Thursday, April 22, 2010

This I Believe...

Baked goods hold a mysterious power that can't quite be explained. Perhaps some of their beauty is in their mystery. Whatever that power is, I believe in the power of baked goods. Not the power to make round what was once flat when too many cookies are consumed. Nor the power to provide turmoil to an otherwise normal and calm stomach if eaten in excess. I mean the power that comes from creating something delicious and homemade from just a few kitchen staples.

An old saying declares, "The fastest way to a man's heart is through his stomach." I must say that I agree with the statement. Although, I prefer Rachael Ray's version, "The fastest way to anybody's anything is through their stomach." I believe, like Rachael Ray, that baked goods can open all sorts of doors. Baking something is a small gesture that demonstrates a big heart. To smell the banana and molasses (grandma's not-so-secret, secret ingredient) combining to make perfectly tempting whiffs of banana bread is a simple pleasure.

Baking for me is a therapy of sorts. When I find myself stressed or overwhelmed with life, I turn to my trusty recipes. Most often I turn to a family recipe; my favorites include banana bread and oatmeal raisin cookies. Being in the kitchen makes me feel like everything is not falling apart. When I stand in the kitchen and manipulate ingredients (mixing, stirring, and molding) I am able to see my labors start to finish. When I put a batch of oatmeal cookies in the oven, I know that 14 minutes later, they will emerge crunchy on the outside and chewy on the inside - the perfect cookie if you ask me!

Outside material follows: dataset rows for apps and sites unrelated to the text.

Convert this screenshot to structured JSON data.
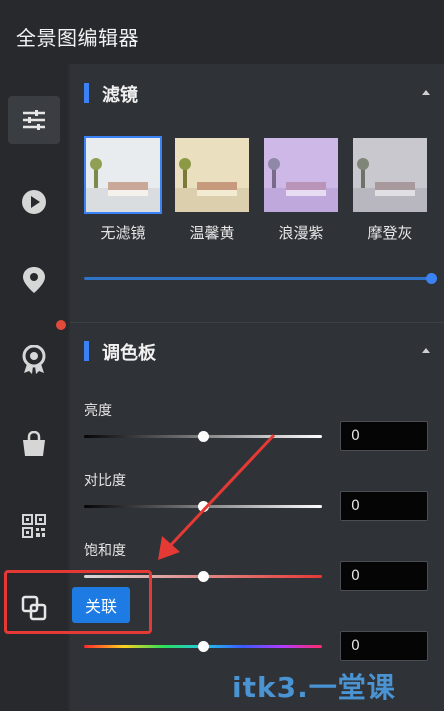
{
  "app": {
    "title": "全景图编辑器"
  },
  "sidebar": {
    "items": [
      {
        "name": "adjust",
        "icon": "sliders-icon",
        "active": true
      },
      {
        "name": "play",
        "icon": "play-circle-icon"
      },
      {
        "name": "location",
        "icon": "map-pin-icon"
      },
      {
        "name": "award",
        "icon": "award-icon"
      },
      {
        "name": "bag",
        "icon": "shopping-bag-icon"
      },
      {
        "name": "qrcode",
        "icon": "qrcode-icon"
      },
      {
        "name": "link",
        "icon": "link-squares-icon"
      }
    ]
  },
  "filters_section": {
    "title": "滤镜",
    "items": [
      {
        "label": "无滤镜",
        "selected": true,
        "tint": "#e8ecef"
      },
      {
        "label": "温馨黄",
        "selected": false,
        "tint": "#eadfbf"
      },
      {
        "label": "浪漫紫",
        "selected": false,
        "tint": "#cdb8e8"
      },
      {
        "label": "摩登灰",
        "selected": false,
        "tint": "#c9c8cf"
      }
    ],
    "intensity": 1.0
  },
  "palette_section": {
    "title": "调色板",
    "controls": [
      {
        "label": "亮度",
        "value": "0",
        "level": 0.5
      },
      {
        "label": "对比度",
        "value": "0",
        "level": 0.5
      },
      {
        "label": "饱和度",
        "value": "0",
        "level": 0.5
      },
      {
        "label": "",
        "value": "0",
        "level": 0.5
      }
    ]
  },
  "tooltip": {
    "label": "关联"
  },
  "watermark": {
    "text": "itk3.一堂课"
  },
  "colors": {
    "accent": "#3b82f6",
    "highlight": "#e53935",
    "button": "#1e7be3"
  }
}
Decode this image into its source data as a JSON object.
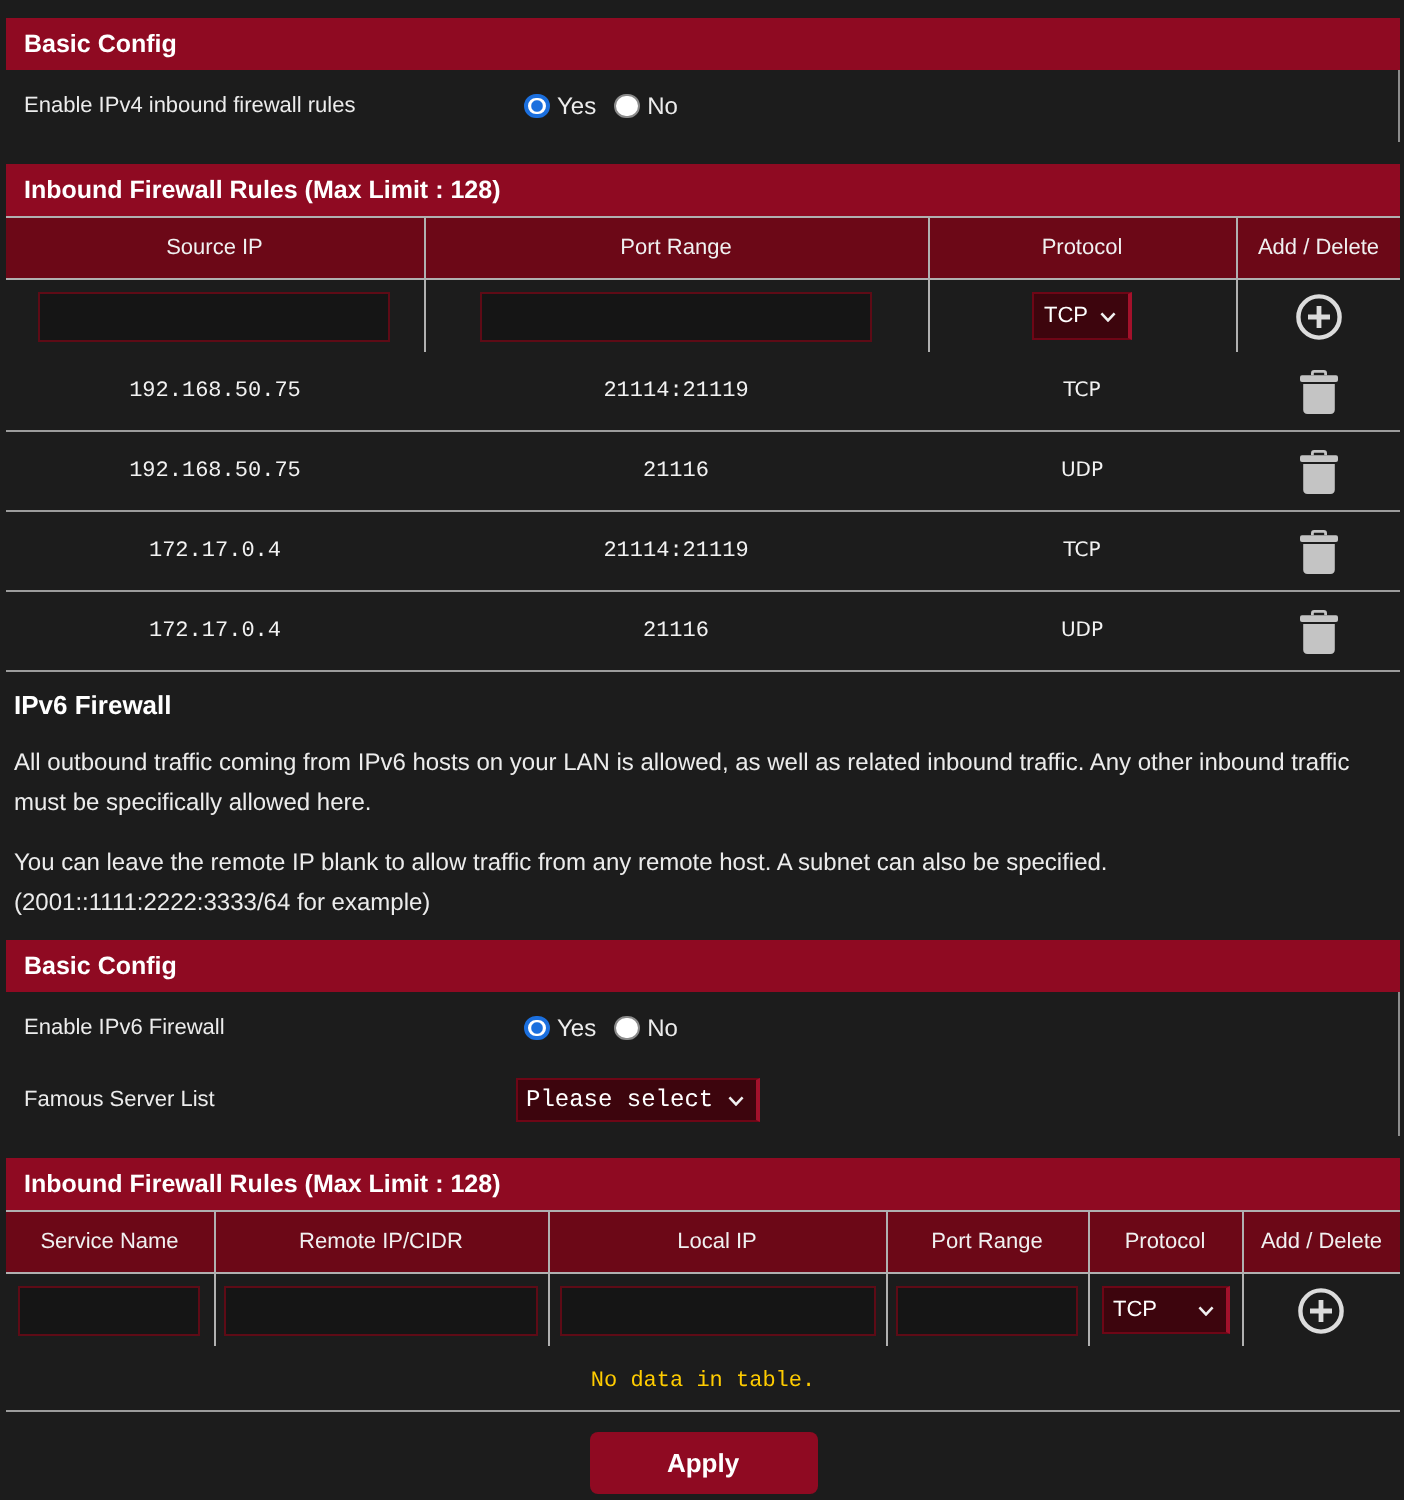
{
  "ipv4_basic_config": {
    "title": "Basic Config",
    "settings": [
      {
        "kind": "radio",
        "label": "Enable IPv4 inbound firewall rules",
        "options": [
          {
            "label": "Yes",
            "selected": true
          },
          {
            "label": "No",
            "selected": false
          }
        ]
      }
    ]
  },
  "ipv4_rules": {
    "title": "Inbound Firewall Rules (Max Limit : 128)",
    "columns": [
      "Source IP",
      "Port Range",
      "Protocol",
      "Add / Delete"
    ],
    "new_rule": [
      {
        "kind": "input"
      },
      {
        "kind": "input"
      },
      {
        "kind": "select",
        "value": "TCP"
      },
      {
        "kind": "add"
      }
    ],
    "rows": [
      {
        "source_ip": "192.168.50.75",
        "port_range": "21114:21119",
        "protocol": "TCP"
      },
      {
        "source_ip": "192.168.50.75",
        "port_range": "21116",
        "protocol": "UDP"
      },
      {
        "source_ip": "172.17.0.4",
        "port_range": "21114:21119",
        "protocol": "TCP"
      },
      {
        "source_ip": "172.17.0.4",
        "port_range": "21116",
        "protocol": "UDP"
      }
    ]
  },
  "ipv6_firewall": {
    "title": "IPv6 Firewall",
    "paragraphs": [
      "All outbound traffic coming from IPv6 hosts on your LAN is allowed, as well as related inbound traffic. Any other inbound traffic must be specifically allowed here.",
      "You can leave the remote IP blank to allow traffic from any remote host. A subnet can also be specified. (2001::1111:2222:3333/64 for example)"
    ]
  },
  "ipv6_basic_config": {
    "title": "Basic Config",
    "settings": [
      {
        "kind": "radio",
        "label": "Enable IPv6 Firewall",
        "options": [
          {
            "label": "Yes",
            "selected": true
          },
          {
            "label": "No",
            "selected": false
          }
        ]
      },
      {
        "kind": "select",
        "label": "Famous Server List",
        "value": "Please select"
      }
    ]
  },
  "ipv6_rules": {
    "title": "Inbound Firewall Rules (Max Limit : 128)",
    "columns": [
      "Service Name",
      "Remote IP/CIDR",
      "Local IP",
      "Port Range",
      "Protocol",
      "Add / Delete"
    ],
    "new_rule": [
      {
        "kind": "input"
      },
      {
        "kind": "input"
      },
      {
        "kind": "input"
      },
      {
        "kind": "input"
      },
      {
        "kind": "select",
        "value": "TCP"
      },
      {
        "kind": "add"
      }
    ],
    "empty_message": "No data in table."
  },
  "apply_button": {
    "label": "Apply"
  }
}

Being in the kitchen helps me feel connected to relatives that have passed on. I feel like somehow my great-grandma can see me making her recipes and smiles thinking of the legacy she left. For Christmas, all that my grandpa asked for was a batch of great-grandma's oatmeal raisin cookies (his mother). As he opened his present Christmas morning, I could see the sheer joy on his face. As we sat around after all the presents had been opened, my grandpa started to share stories of his childhood. He reminisced about coming home from school smelling the fresh baked cookies. He remembered, with a smile, shoving as many cookies as he could into his pockets as he left to go do his chores on the farm. I enjoyed hearing him remember the happy memories associated with the cookies from his childhood.

Baked goods hold the power to elicit memories of times passed, the power to open doors, and for me, the power to calm my mind in my hectic day. Now, if you'll excuse me the timer on my cookies just went off.

1 comment:

  1. So proud that you've got the baking gene and it brings you peace! xo Aunt Sondra